5. Monthly summaries of commodity exchanges (Commissariat of Food arid the Central Council of Co-operative Societies) in the briefest possible form: such-and-such a quantity of such-and-such products issued to uyezds in exchange for such-and-such a quantity of bread.
6. As you indicate in Supplement No. 1, paragraph IV, it is of course difficult to keep an account of the work of Soviet institutions. But difficulty is not impossibility. If not monthly reports, then reports once in two or three months are absolutely necessary at least, as a start, on available personnel” as compared with the pre-war staff or that of other departments, other gubernias and so on, with a rational subdivision of all employees into grades (responsible posts, purely office workers, service staff’an approximate list of certain grades).
A comparison of the largest and smallest staffs by gubernias and so on. First and foremost, for Moscow and Petrograd.
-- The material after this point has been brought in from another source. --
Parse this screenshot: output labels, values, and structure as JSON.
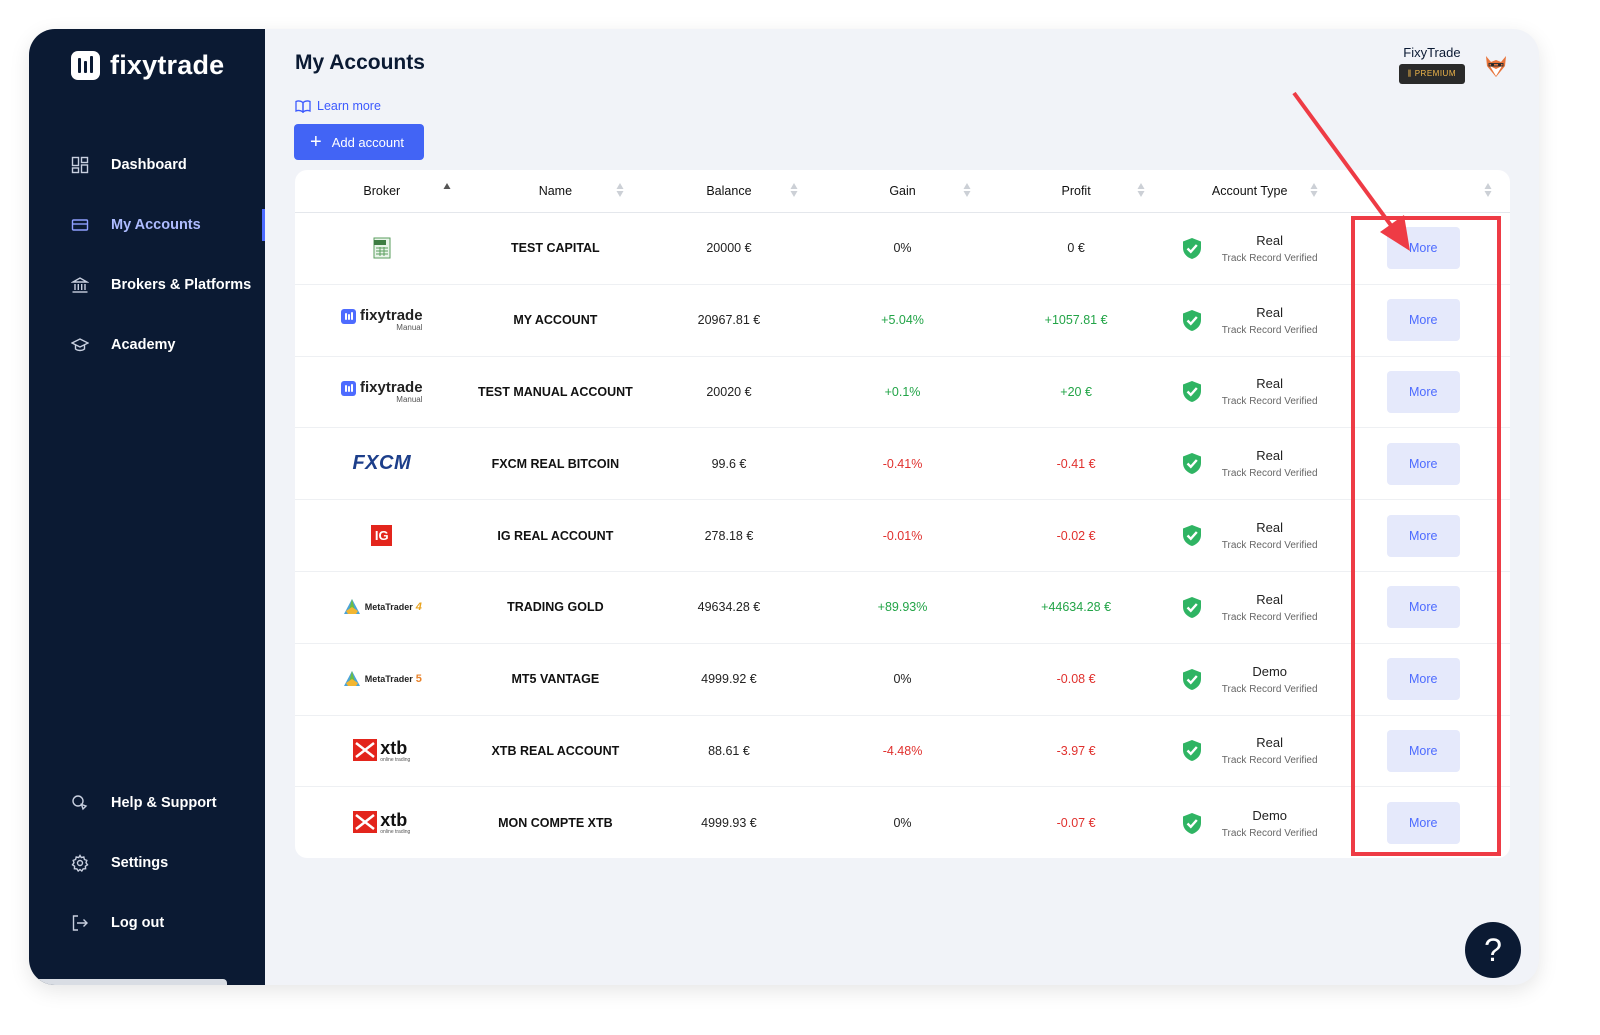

The decisions of the last Congress of Soviets make it obligatory for the Central Statistical Board to tackle the statistical study of the work of our Soviet offices, the number of employees, and so forth.;
7. Selection for study of a small number of typical enterprises (factories, state farms) and institutions—a) the best, exemplary, b) middling and c) worst.
Cut down all the rest, except these seven paragraphs.
Inform me of your conclusion on the substance of the programme of work arid the time limit for its compilation.
Lenin, Chairman of the Council of Labour and Defence
- ↑ Elconornicheskaya Zhizn—a daily newspaper published in Moscow from November 1918 to November 1937.
- ↑ From December 1920 the Council of Labour and Defence was a permanent organ of the Council of Poeple’s Commissars. It existed until 1937. It emerge in April 1920 on the basis of the Council of Workers’s and Peasnat’a Defense, set up by decision of the All-Russia Central Executive Committee of November 30, 1918, with the purpose of mobilising manpower and means for the country’s defence. The Council of Labour and Defence was also headed by Lenin.
- ↑ Lenin was in mind the Eight All-Russia Congress of Soviets December 22-29, 1920) decision “On Soviet Construction”